Granulation work began over 4,500 years ago and is consistent by fantastically detailed images like seed pods or lions heads made entirely out of tiny spheres of almost pure gold.
After the jewelry is decorated with these tiny spheres the entire piece is heated to a temperature high enough to form a permanent bond between the surface and the spheres.
The technique is so sophisticated that even with modern tools and knowledge, few goldsmiths today have sufficient skills to complete what was mastered from Etruscan and Greek goldsmiths thousands of years ago.
The oldest archaeological findings of this type of jewelry were found In the royal tombs of Ur, in Mesopotamia. The technique then spread to Anatolia, in Syria and to Troy and finally to Etruria at 8th Century BC and then slowly disappeared.
The ancient Greeks employed the craftsmanship at that time but it was the Etruscans that really became known for this work.
This technique slowly fell out of fashion around 600 CE, and the skills and knowledge to create such exquisite jewelry vanished for more than 1000 years.

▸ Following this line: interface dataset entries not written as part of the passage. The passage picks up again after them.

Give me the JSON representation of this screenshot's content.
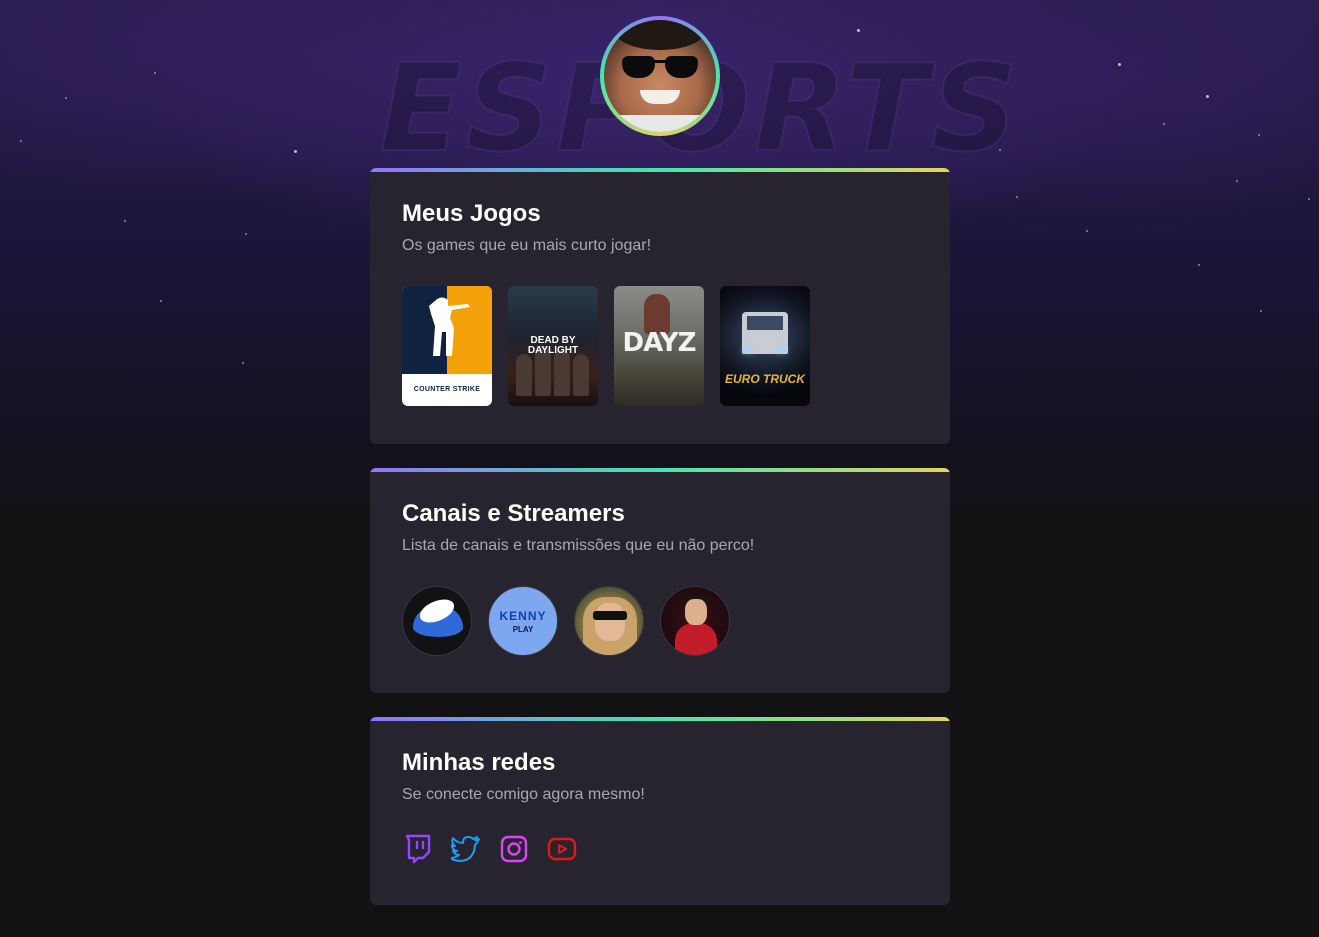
{
  "profile": {
    "avatar_alt": "Foto de perfil"
  },
  "background": {
    "watermark": "ESPORTS"
  },
  "sections": {
    "games": {
      "title": "Meus Jogos",
      "subtitle": "Os games que eu mais curto jogar!",
      "items": [
        {
          "name": "Counter-Strike",
          "cover_text": "COUNTER STRIKE"
        },
        {
          "name": "Dead by Daylight",
          "cover_text": "DEAD BY DAYLIGHT"
        },
        {
          "name": "DayZ",
          "cover_text": "DAYZ"
        },
        {
          "name": "Euro Truck Simulator",
          "cover_text": "EURO TRUCK"
        }
      ]
    },
    "streamers": {
      "title": "Canais e Streamers",
      "subtitle": "Lista de canais e transmissões que eu não perco!",
      "items": [
        {
          "icon": "winged-logo"
        },
        {
          "line1": "KENNY",
          "line2": "PLAY"
        },
        {
          "icon": "streamer-portrait"
        },
        {
          "icon": "streamer-portrait"
        }
      ]
    },
    "socials": {
      "title": "Minhas redes",
      "subtitle": "Se conecte comigo agora mesmo!",
      "items": [
        {
          "icon": "twitch-icon",
          "color": "#9147ff"
        },
        {
          "icon": "twitter-icon",
          "color": "#1d9bf0"
        },
        {
          "icon": "instagram-icon",
          "color": "#e040fb"
        },
        {
          "icon": "youtube-icon",
          "color": "#e01818"
        }
      ]
    }
  },
  "colors": {
    "card_bg": "#27242f",
    "page_bg": "#121214",
    "gradient": [
      "#9572fc",
      "#43e7ad",
      "#e2d45c"
    ]
  }
}
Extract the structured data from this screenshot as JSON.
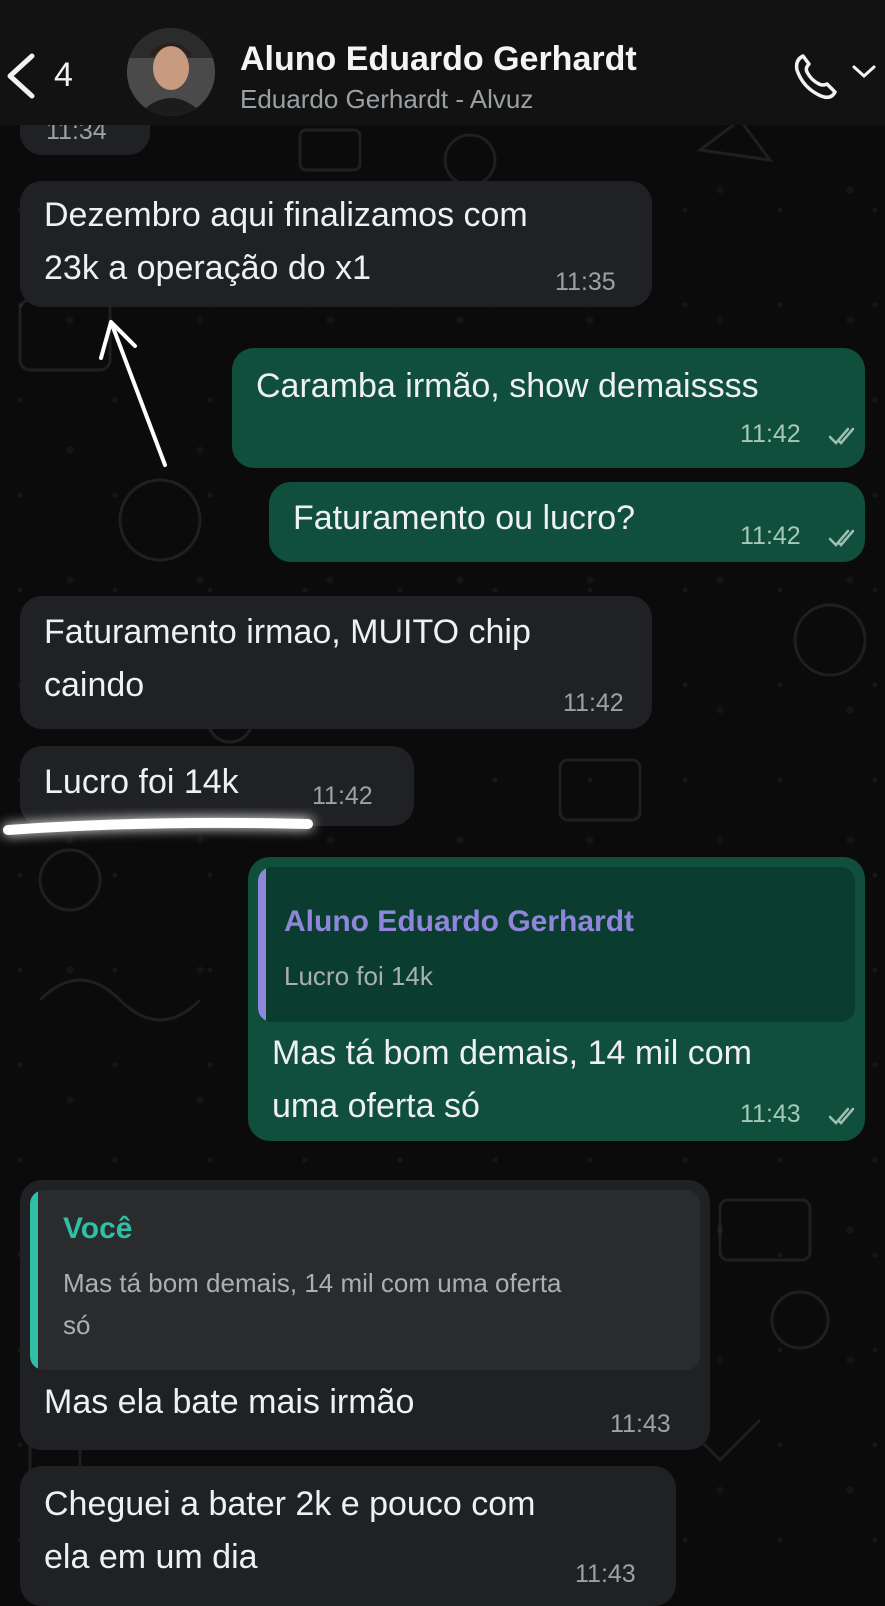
{
  "header": {
    "back_count": "4",
    "contact_name": "Aluno Eduardo Gerhardt",
    "contact_subtitle": "Eduardo Gerhardt - Alvuz"
  },
  "messages": [
    {
      "id": "m0",
      "direction": "in",
      "lines": [],
      "time": "11:34"
    },
    {
      "id": "m1",
      "direction": "in",
      "lines": [
        "Dezembro aqui finalizamos com",
        "23k a operação do x1"
      ],
      "time": "11:35"
    },
    {
      "id": "m2",
      "direction": "out",
      "lines": [
        "Caramba irmão, show demaissss"
      ],
      "time": "11:42",
      "status": "read"
    },
    {
      "id": "m3",
      "direction": "out",
      "lines": [
        "Faturamento ou lucro?"
      ],
      "time": "11:42",
      "status": "read"
    },
    {
      "id": "m4",
      "direction": "in",
      "lines": [
        "Faturamento irmao, MUITO chip",
        "caindo"
      ],
      "time": "11:42"
    },
    {
      "id": "m5",
      "direction": "in",
      "lines": [
        "Lucro foi 14k"
      ],
      "time": "11:42"
    },
    {
      "id": "m6",
      "direction": "out",
      "quote": {
        "author": "Aluno Eduardo Gerhardt",
        "text": [
          "Lucro foi 14k"
        ],
        "color": "#8f86d9"
      },
      "lines": [
        "Mas tá bom demais, 14 mil com",
        "uma oferta só"
      ],
      "time": "11:43",
      "status": "read"
    },
    {
      "id": "m7",
      "direction": "in",
      "quote": {
        "author": "Você",
        "text": [
          "Mas tá bom demais, 14 mil com uma oferta",
          "só"
        ],
        "color": "#2fbfa5"
      },
      "lines": [
        "Mas ela bate mais irmão"
      ],
      "time": "11:43"
    },
    {
      "id": "m8",
      "direction": "in",
      "lines": [
        "Cheguei a bater 2k e pouco com",
        "ela em um dia"
      ],
      "time": "11:43"
    }
  ],
  "colors": {
    "incoming_bubble": "#202124",
    "outgoing_bubble": "#0f4f3c",
    "read_ticks": "#9fbfb4"
  },
  "icons": [
    "chevron-left-icon",
    "phone-icon",
    "chevron-down-icon",
    "double-check-icon"
  ]
}
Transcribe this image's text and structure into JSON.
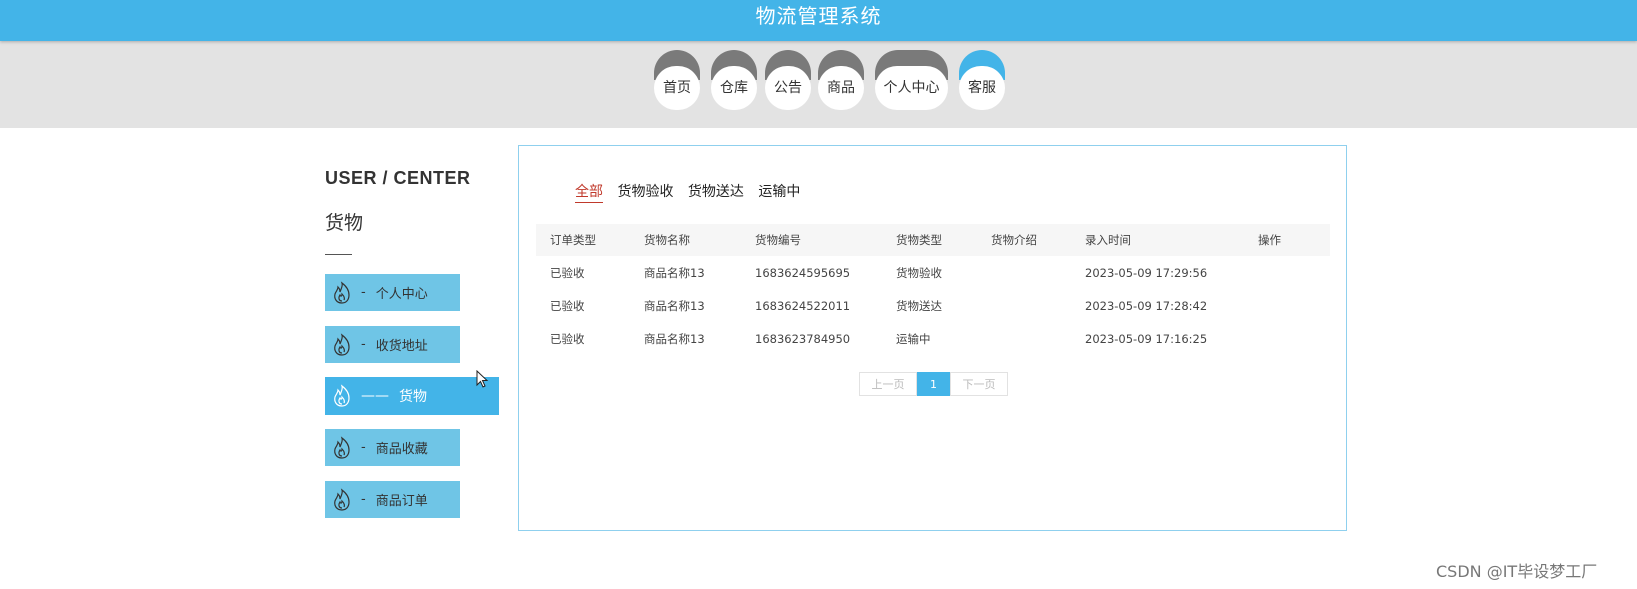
{
  "app_title": "物流管理系统",
  "nav": {
    "items": [
      "首页",
      "仓库",
      "公告",
      "商品",
      "个人中心",
      "客服"
    ],
    "active_index": 5
  },
  "sidebar": {
    "heading": "USER / CENTER",
    "title": "货物",
    "items": [
      {
        "label": "个人中心",
        "active": false
      },
      {
        "label": "收货地址",
        "active": false
      },
      {
        "label": "货物",
        "active": true
      },
      {
        "label": "商品收藏",
        "active": false
      },
      {
        "label": "商品订单",
        "active": false
      }
    ]
  },
  "tabs": [
    "全部",
    "货物验收",
    "货物送达",
    "运输中"
  ],
  "active_tab": 0,
  "table": {
    "headers": [
      "订单类型",
      "货物名称",
      "货物编号",
      "货物类型",
      "货物介绍",
      "录入时间",
      "操作"
    ],
    "rows": [
      [
        "已验收",
        "商品名称13",
        "1683624595695",
        "货物验收",
        "",
        "2023-05-09 17:29:56",
        ""
      ],
      [
        "已验收",
        "商品名称13",
        "1683624522011",
        "货物送达",
        "",
        "2023-05-09 17:28:42",
        ""
      ],
      [
        "已验收",
        "商品名称13",
        "1683623784950",
        "运输中",
        "",
        "2023-05-09 17:16:25",
        ""
      ]
    ]
  },
  "pagination": {
    "prev": "上一页",
    "current": "1",
    "next": "下一页"
  },
  "watermark": "CSDN @IT毕设梦工厂",
  "colors": {
    "primary": "#43b4e8",
    "nav_cap": "#7a7a7a",
    "side_button": "#6fc5e6",
    "active_tab": "#c0392b",
    "band": "#e3e3e3"
  }
}
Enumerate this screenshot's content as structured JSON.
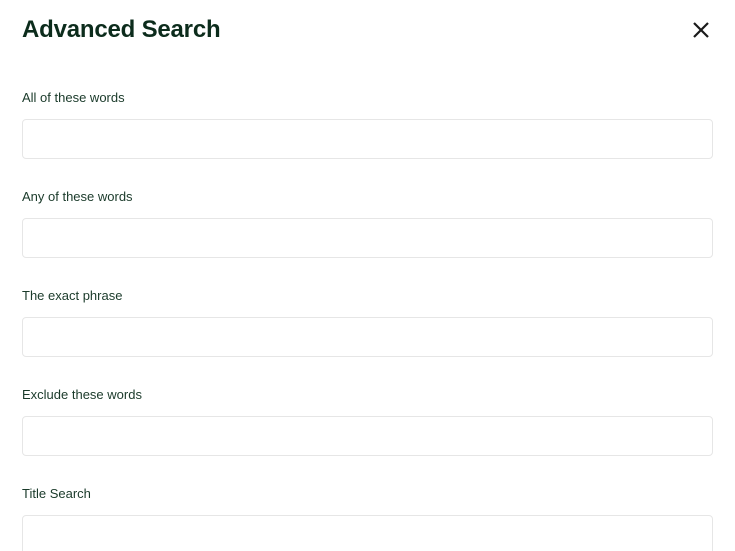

In the mid-1800s several excavations that took place in Rome and southern Russia revealed Etruscan and Greek jewels all heavily decorated with granulation work which sparked an archaeological Jewelry revival circa 1850s.
From these jewels, Italian and Greek goldsmiths were able to study carefully the findings and slowly master the technique of granulation and create a number of these ecological revivals Jewelry objects which are now kept in important jewelry collections around the globe as well as in the Greek Byzantine museum which is one of the most significant museum in the world.